"And when you have the head of the DNC openly aligning with Hillary Clinton and telling Sanders to get his people in line, that's like throwing gasoline on the fire," said Bonjean.
DNC chair could be sacrificed
The immediate fallout from all this means that Wasserman Schultz's days as party chair could be numbered as she's sacrificed as part of the reconciliation process between the the Sanders and Clinton camps.
But these ongoing fissures may have given a decided advantage to Trump and possibly have implications come November.
Bannon, the Democratic strategist, said the party was fractured in 1980, when Ted Kennedy unsuccessfully challenged Jimmy Carter as presidential nominee. Carter was unable to heal the divisions, which was at least one of the reasons he lost to Ronald Reagan, Bannon said.
Although he believes Sanders and Clinton will publicly make nice at the party convention, this battle may give a decided advantage to Trump.
"If that continues through to the convention, that means Trump has a two-month head start on making nice with the Republicans who don't like him," Bannon said. "So I think the same thing will happen on the Democratic side but the problem is it should be happening now."
And if peace is not made, many of the younger voters caught up in the so-called Sanders revolution may decide to stay home on election day and refuse to support Clinton.
"She needs a good turnout of them and needs to win them solidly," Rothenberg said, noting that recent polls show she's barely squeaking out an advantage over Trump.

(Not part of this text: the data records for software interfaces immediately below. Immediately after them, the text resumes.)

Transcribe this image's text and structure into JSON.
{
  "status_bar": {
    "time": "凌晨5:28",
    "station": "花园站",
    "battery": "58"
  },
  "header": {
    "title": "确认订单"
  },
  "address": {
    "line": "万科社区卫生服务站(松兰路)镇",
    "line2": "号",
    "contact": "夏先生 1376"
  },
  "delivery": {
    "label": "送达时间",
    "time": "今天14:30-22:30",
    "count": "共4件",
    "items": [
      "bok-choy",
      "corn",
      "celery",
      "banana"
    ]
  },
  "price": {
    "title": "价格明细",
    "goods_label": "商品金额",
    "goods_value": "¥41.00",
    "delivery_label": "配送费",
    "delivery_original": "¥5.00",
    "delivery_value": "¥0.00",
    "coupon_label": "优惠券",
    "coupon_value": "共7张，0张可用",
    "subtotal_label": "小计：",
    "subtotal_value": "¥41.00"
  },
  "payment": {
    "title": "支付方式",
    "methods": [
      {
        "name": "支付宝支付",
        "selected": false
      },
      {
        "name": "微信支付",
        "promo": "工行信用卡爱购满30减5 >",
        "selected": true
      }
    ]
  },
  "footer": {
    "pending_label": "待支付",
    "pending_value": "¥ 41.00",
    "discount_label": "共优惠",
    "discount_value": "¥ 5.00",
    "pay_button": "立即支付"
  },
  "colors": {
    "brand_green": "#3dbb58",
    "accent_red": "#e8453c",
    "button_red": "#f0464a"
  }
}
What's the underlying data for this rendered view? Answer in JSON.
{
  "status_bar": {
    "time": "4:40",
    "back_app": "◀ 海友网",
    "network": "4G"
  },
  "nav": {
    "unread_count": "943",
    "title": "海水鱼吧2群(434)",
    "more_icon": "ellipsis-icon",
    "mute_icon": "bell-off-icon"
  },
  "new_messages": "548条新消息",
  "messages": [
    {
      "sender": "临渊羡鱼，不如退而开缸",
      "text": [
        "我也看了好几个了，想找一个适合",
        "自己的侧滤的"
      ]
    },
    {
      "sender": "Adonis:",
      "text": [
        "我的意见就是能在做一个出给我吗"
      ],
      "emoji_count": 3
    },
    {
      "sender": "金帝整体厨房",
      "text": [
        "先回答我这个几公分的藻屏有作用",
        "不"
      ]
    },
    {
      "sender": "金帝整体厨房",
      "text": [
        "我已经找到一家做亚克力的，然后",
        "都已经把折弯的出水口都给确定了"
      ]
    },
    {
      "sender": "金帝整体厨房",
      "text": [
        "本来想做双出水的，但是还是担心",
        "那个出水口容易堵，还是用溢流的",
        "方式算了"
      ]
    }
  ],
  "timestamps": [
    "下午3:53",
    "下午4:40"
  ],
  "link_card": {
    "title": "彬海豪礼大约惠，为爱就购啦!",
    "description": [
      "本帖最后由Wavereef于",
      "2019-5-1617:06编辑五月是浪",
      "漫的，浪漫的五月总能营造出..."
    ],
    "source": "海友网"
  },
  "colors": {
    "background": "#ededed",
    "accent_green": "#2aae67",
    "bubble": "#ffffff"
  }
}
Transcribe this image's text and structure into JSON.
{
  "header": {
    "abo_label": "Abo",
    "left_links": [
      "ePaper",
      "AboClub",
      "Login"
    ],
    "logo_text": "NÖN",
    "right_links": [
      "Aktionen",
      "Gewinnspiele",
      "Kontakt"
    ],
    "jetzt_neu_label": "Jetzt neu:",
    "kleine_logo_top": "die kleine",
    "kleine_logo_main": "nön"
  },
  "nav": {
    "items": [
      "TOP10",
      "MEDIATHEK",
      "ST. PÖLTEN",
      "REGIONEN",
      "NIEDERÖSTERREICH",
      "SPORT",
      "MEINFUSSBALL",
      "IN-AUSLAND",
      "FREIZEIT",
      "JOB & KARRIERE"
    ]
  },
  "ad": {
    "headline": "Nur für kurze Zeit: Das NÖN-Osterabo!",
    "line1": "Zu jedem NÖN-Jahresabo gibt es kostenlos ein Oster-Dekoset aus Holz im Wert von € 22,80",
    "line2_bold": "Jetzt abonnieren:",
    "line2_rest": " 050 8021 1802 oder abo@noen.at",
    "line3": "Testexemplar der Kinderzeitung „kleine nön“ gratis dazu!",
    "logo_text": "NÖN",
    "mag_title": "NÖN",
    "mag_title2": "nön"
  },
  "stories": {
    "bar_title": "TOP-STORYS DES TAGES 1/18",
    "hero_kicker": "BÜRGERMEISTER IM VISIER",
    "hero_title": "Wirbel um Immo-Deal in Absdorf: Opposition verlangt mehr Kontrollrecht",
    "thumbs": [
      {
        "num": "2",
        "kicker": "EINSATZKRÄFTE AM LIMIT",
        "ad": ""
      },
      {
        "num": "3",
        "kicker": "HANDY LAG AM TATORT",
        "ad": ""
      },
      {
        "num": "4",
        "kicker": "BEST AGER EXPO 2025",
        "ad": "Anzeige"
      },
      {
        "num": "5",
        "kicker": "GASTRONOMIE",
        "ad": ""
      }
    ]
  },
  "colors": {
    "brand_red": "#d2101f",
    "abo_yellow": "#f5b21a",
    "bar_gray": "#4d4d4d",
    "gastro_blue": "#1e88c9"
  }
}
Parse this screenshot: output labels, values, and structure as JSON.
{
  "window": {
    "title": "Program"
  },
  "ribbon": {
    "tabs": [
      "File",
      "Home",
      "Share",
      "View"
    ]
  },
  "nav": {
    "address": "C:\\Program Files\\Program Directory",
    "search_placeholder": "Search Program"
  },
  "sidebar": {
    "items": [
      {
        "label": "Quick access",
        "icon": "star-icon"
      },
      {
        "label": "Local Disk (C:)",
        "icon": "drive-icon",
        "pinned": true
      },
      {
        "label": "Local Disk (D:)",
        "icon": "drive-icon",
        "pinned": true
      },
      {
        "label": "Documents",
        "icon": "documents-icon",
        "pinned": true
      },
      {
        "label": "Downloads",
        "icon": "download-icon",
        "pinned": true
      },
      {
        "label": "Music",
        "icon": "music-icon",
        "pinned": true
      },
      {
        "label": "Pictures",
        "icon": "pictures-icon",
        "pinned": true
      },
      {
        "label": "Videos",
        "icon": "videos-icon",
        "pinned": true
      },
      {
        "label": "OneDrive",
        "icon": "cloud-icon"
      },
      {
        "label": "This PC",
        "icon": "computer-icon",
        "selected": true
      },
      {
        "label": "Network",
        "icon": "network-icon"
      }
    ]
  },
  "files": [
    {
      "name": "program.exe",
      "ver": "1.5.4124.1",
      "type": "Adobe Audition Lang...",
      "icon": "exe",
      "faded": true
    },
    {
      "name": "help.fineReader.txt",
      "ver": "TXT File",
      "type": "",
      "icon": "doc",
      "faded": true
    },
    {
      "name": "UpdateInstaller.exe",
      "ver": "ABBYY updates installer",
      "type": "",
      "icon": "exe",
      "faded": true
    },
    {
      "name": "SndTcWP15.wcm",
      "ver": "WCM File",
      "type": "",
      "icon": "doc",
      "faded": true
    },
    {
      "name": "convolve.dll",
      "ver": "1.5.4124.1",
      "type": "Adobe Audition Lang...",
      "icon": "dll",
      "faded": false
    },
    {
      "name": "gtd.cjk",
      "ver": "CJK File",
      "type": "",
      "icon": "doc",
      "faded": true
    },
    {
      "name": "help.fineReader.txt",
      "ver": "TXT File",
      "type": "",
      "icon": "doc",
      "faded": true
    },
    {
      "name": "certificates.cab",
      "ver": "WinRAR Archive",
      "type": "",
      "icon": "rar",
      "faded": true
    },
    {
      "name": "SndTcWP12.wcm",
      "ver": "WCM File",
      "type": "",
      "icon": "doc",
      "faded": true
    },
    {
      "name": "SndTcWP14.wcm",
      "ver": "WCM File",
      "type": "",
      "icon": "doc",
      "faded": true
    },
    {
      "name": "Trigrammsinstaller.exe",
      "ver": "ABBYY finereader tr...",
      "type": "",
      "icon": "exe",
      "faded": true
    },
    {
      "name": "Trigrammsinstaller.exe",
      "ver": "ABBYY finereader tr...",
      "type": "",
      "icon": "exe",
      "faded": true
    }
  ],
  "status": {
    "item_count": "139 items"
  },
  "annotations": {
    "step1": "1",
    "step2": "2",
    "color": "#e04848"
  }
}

At least some Sanders supporters, feeling left out of the process, could be potential recruits for Trump. In Clinton's 2008 race against Barack Obama, most of her supporters, although harbouring a lot of hard feelings, still decided to line up behind the eventual president.
"It's any guess where [Sanders supporters] will go. They are definitely not enthusiastic today and may not be when November comes around," said Bonjean.
- An initial version of this story based on media reports said there was violence at the Nevada Democratic convention and that some Sanders supporters began throwing chairs. While tempers did flare at the event, reports of chair throwing and violence were later discredited. This story has been updated as a result.May 30, 2016 10:06 AM ET
With files from The Associated Press